Danielle Schultz, a straight-talking Evanston, Illinois, financial planner said most public colleges claim to be need-blind in selecting their incoming freshman class. But at a time when state budgets are tight, far fewer now have the financial resources to back up such a policy, she said, which drives up borrowing by their students. As for private colleges, she said they’re also feeling financial pressure and believes that fewer institutions than in the past can afford to maintain generous no-debt policies.
Rising debt levels is the result. U.S. college graduates had $26,600 in student debt last year, up 45 percent from 2004, according to a new report by the Institute for College Access and Success.
Schultz, who just successfully shipped her daughter off to college – Bryn Mawr outside Philadelphia – describes college application as a treacherous process rife with pitfalls.
“Schools are in the business of forking over the least money possible to get the most motivated kids and the most diversity,” she said. The onus is increasingly on parents “to think hard about what kind of dollars they are willing to fork over.” These days, it’s about the major: can the student get a job after college? Her rule: don’t borrow more than the student can expect to earn the first year after graduation…Learn More
The share of women enrolled in college is increasing, and more women are breaking into the top tier of business, government and non-profits.
But at the same time that women are achieving more status than at in any time in history, we still know much less than men about money and finance. What’s up with that?
Financial literacy is important to women, because they live longer and need more retirement savings. Another reason this matters is that women are, according to a recent federal report, more financially vulnerable than men, particularly when they become divorced, widowed, or retired.
Anyone who is not savvy “will have a much tougher time preparing themselves for retirement,” Roger Ferguson, the president of the TIAA-CREF retirement system, said at the retirement research conference in Washington.
In a now-famous survey designed by Annamaria Lusardi, a professor at the George Washington University School of Business, and Olivia Mitchell at The Wharton School, only one in five American women who were asked three simple financial questions got them all right.
And the problem of financially illiterate women is universal. Lusardi recently fielded her survey on a global scale and found the same abysmal results. “Whether you look at the Netherlands or Sweden or Italy or the U.S. – these are very different countries – women know less than men,” she said.
She is, nevertheless, optimistic, because women are also more likely to admit what they do not know. Half of women in a separate U.S. study said they didn’t know the survey answers, while only one-third of men did. This admission can be viewed as “a good thing for women,” Lusardi said.Learn More
The bite taken out of Social Security checks to pay Medicare premiums and co-payments for doctor visits has more than doubled, from just 7 percent of benefits in 1980 to 15.5 percent currently.

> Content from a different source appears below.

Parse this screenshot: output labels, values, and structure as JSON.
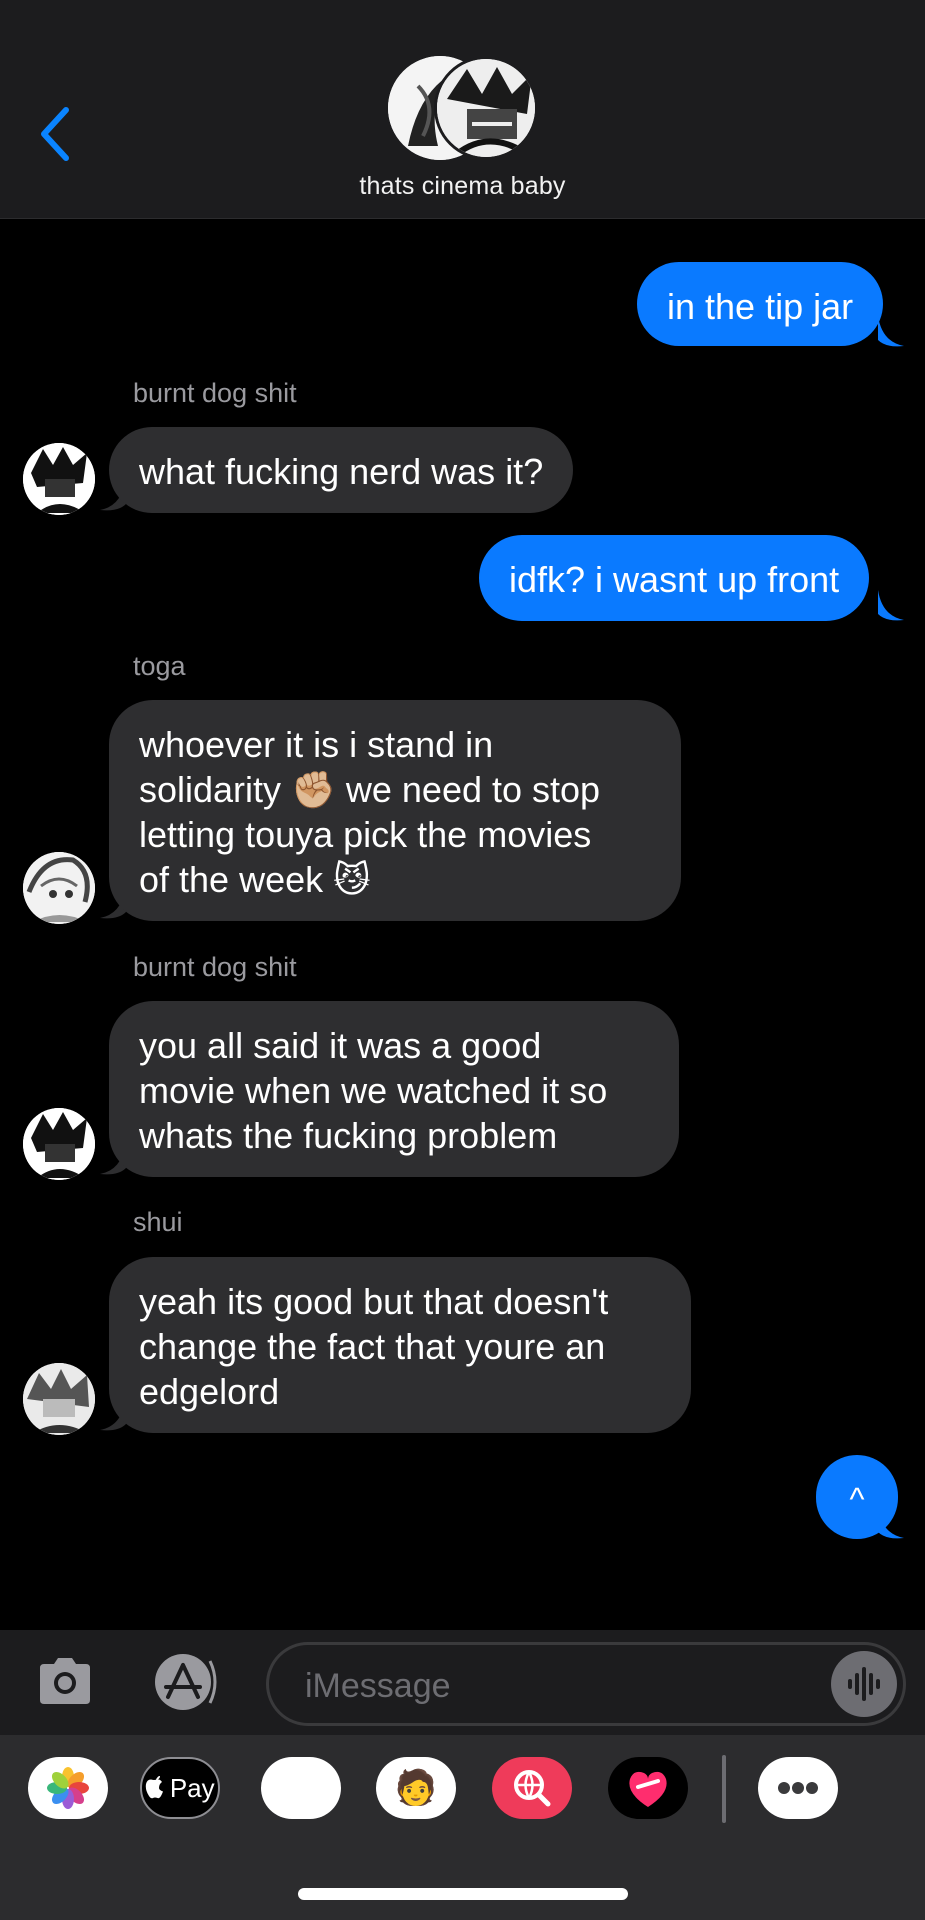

People born on the tail end of the baby boom wave are suddenly waking up to retirement, which is barreling towards them. While many have no idea how Medicare works or how much they will pay for health care, the program’s future has emerged as a key issue in a presidential campaign with competing notions of how best to slow Medicare’s growth to a more sustainable level.
Whatever your political stripe, the costs of retirement health care are rising “significantly,” according to a forthcoming report by the Center for Retirement Research, which sponsors this blog.
Medicare covers a large portion of health costs, but retirees must pay Medicare premiums, which are deducted from their monthly Social Security checks, as well as copayments for doctor visits and other medical services such as some tests. These additional expenses are often, though not always, covered by employer-sponsored or private “Medigap” insurance policies, which smooth out these expenses for retirees…Learn More